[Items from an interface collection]
>>>>>
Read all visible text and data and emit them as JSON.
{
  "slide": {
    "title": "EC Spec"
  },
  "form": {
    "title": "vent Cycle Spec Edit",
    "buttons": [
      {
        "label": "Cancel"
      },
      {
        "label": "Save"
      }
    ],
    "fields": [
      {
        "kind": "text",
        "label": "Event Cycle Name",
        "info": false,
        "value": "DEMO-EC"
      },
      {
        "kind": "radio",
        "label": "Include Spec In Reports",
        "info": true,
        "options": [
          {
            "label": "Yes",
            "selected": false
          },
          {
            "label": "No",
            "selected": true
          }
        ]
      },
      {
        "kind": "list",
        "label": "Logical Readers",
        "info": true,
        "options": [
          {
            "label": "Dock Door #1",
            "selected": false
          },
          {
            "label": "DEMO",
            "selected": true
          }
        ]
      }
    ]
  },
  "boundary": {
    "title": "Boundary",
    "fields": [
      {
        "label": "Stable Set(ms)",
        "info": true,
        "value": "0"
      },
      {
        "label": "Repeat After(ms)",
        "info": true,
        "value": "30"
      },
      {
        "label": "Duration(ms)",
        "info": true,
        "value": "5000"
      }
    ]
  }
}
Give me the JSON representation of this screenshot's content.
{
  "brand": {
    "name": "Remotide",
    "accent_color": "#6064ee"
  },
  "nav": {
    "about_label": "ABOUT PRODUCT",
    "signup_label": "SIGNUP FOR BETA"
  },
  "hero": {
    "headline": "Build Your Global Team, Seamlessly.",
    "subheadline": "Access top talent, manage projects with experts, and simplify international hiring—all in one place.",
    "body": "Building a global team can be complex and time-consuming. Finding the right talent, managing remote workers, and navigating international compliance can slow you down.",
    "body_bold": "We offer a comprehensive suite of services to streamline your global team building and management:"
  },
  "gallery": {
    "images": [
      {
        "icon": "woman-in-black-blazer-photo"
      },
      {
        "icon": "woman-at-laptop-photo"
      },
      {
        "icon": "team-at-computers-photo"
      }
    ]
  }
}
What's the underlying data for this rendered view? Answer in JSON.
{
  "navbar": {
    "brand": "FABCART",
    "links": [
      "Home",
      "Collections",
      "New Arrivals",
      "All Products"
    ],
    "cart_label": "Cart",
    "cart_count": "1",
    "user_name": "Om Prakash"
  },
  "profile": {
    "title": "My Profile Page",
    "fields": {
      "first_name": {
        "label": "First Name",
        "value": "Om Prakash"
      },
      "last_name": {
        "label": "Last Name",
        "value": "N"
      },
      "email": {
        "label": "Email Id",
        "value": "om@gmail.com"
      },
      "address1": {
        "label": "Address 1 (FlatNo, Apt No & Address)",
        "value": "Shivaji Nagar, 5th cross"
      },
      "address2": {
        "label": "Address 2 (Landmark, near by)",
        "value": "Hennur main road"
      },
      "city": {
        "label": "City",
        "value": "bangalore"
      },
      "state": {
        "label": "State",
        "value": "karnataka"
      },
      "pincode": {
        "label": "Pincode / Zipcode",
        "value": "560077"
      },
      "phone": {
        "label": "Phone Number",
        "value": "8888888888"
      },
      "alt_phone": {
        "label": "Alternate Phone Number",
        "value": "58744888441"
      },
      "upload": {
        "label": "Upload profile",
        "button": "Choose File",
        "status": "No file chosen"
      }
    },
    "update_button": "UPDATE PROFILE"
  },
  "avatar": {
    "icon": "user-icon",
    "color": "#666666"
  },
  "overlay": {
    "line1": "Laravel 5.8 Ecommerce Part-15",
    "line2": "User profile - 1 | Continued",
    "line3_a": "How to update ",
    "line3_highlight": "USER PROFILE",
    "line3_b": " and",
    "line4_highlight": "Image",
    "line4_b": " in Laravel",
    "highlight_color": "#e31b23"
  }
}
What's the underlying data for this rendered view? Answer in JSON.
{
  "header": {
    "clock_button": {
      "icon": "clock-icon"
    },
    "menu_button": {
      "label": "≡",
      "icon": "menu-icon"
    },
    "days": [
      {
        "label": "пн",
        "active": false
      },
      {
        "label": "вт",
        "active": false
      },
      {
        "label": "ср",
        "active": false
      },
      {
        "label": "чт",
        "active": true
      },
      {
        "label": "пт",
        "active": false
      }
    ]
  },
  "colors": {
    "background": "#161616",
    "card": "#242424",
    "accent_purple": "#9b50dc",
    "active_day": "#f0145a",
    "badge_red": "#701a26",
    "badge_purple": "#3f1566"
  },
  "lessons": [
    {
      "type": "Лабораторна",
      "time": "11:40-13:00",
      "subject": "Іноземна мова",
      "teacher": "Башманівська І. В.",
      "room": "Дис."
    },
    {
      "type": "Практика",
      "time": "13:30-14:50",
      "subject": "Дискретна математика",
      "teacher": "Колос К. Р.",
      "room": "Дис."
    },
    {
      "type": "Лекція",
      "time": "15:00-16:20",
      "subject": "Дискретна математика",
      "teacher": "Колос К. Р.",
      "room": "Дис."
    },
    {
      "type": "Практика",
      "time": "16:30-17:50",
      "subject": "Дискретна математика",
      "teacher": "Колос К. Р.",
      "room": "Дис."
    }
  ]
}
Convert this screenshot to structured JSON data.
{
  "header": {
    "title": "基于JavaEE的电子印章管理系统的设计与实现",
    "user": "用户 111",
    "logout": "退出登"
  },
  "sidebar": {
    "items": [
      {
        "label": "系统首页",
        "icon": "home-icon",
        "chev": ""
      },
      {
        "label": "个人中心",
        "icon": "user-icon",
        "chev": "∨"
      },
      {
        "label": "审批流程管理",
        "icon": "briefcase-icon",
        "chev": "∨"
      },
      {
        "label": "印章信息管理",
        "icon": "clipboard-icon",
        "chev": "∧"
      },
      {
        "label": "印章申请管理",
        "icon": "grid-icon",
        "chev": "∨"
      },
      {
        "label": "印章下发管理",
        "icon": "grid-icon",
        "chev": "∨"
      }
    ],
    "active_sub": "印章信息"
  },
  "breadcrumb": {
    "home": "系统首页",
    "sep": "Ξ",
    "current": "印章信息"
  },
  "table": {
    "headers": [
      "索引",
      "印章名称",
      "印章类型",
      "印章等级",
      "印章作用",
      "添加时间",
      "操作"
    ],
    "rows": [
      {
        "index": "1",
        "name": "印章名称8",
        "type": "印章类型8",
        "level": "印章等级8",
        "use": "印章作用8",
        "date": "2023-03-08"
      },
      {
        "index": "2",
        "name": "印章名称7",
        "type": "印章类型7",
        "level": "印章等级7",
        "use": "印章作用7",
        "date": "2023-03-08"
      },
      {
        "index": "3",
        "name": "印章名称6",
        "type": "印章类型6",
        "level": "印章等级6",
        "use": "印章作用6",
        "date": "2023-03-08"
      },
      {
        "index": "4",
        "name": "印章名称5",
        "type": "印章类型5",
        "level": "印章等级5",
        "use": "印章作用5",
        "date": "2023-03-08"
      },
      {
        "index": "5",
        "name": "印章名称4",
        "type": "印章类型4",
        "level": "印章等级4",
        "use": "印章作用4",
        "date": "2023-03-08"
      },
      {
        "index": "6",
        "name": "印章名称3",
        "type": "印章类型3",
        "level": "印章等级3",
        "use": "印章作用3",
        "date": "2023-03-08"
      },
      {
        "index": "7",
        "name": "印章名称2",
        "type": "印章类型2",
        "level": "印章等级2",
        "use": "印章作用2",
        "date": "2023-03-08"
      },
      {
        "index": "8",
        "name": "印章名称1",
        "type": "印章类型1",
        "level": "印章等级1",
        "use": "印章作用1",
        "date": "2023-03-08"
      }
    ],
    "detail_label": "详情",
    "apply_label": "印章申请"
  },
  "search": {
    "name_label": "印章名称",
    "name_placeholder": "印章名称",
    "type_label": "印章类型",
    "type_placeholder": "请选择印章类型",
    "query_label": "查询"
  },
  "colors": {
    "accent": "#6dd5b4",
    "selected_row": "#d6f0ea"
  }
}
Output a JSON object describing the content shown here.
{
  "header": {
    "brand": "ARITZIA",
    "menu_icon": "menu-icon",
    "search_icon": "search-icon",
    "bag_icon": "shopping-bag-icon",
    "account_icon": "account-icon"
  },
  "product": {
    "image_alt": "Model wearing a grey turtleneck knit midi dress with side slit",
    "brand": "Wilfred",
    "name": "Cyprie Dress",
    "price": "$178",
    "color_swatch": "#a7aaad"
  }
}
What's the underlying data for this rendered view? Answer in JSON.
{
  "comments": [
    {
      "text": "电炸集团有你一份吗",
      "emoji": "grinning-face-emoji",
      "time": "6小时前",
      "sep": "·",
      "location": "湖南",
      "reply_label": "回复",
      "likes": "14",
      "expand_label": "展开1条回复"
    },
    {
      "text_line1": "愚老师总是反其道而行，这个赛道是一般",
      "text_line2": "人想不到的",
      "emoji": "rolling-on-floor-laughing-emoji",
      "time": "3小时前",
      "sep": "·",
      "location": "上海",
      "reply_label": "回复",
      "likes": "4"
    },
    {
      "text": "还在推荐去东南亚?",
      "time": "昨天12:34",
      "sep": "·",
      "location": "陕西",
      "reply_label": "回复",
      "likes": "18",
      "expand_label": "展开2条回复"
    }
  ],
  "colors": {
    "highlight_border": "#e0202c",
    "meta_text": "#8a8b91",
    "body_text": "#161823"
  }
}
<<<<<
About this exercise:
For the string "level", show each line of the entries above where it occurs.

Written answer:
        "level": "印章等级8",
        "level": "印章等级7",
        "level": "印章等级6",
        "level": "印章等级5",
        "level": "印章等级4",
        "level": "印章等级3",
        "level": "印章等级2",
        "level": "印章等级1",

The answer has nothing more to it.